• Exercise requirements
Copy out each line of the data that holds the string "title".

┌─ Data provided

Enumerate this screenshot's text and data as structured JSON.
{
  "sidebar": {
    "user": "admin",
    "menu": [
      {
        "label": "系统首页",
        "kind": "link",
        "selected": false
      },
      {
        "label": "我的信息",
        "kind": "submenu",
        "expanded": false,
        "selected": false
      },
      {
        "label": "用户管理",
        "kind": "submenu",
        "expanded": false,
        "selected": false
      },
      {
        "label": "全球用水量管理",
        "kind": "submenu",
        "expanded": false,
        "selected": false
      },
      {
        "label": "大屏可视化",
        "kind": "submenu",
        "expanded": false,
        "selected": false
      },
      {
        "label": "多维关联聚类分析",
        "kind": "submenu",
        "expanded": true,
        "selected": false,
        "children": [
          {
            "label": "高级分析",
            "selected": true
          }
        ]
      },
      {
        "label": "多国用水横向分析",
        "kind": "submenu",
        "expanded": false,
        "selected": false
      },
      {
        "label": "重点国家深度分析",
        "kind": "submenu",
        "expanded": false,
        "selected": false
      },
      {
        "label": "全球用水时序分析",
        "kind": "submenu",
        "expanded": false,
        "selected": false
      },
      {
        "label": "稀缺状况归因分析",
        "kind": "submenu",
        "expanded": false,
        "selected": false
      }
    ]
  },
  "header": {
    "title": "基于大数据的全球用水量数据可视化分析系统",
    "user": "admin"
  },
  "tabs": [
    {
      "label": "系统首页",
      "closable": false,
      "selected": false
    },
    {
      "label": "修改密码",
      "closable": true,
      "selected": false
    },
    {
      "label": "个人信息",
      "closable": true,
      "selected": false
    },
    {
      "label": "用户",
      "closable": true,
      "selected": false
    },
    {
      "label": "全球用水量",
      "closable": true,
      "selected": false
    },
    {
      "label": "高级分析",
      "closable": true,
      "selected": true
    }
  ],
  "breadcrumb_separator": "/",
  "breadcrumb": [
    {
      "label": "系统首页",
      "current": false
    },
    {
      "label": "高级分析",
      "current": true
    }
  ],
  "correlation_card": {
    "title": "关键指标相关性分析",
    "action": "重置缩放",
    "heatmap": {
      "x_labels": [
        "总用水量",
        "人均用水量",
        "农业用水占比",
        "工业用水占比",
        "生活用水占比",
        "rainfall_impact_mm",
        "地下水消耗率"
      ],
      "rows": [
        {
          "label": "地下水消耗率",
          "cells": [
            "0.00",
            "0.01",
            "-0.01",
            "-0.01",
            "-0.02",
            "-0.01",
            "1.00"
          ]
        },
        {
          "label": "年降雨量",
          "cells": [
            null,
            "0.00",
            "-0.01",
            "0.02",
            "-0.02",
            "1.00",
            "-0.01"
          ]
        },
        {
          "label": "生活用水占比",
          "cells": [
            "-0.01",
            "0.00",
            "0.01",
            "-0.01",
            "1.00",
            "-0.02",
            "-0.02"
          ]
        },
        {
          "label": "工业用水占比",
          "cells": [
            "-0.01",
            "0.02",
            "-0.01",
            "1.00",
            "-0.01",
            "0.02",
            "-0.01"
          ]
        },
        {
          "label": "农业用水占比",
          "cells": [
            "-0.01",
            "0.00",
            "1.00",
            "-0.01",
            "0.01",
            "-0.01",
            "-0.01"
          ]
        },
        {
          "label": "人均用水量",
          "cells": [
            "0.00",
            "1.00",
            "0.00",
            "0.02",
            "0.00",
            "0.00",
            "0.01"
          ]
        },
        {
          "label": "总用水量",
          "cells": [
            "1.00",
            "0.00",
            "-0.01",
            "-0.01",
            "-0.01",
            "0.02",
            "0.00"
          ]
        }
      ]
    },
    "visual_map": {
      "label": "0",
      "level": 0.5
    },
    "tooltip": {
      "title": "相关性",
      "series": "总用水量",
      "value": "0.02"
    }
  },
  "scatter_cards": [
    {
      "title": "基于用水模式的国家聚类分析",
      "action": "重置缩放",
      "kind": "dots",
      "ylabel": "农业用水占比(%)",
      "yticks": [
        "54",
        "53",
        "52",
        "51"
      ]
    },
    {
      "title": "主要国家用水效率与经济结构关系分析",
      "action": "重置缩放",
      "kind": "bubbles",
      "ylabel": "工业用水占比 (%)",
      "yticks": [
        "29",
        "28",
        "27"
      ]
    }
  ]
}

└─

• Result of the exercise
    "title": "基于大数据的全球用水量数据可视化分析系统",
    "title": "关键指标相关性分析",
      "title": "相关性",
      "title": "基于用水模式的国家聚类分析",
      "title": "主要国家用水效率与经济结构关系分析",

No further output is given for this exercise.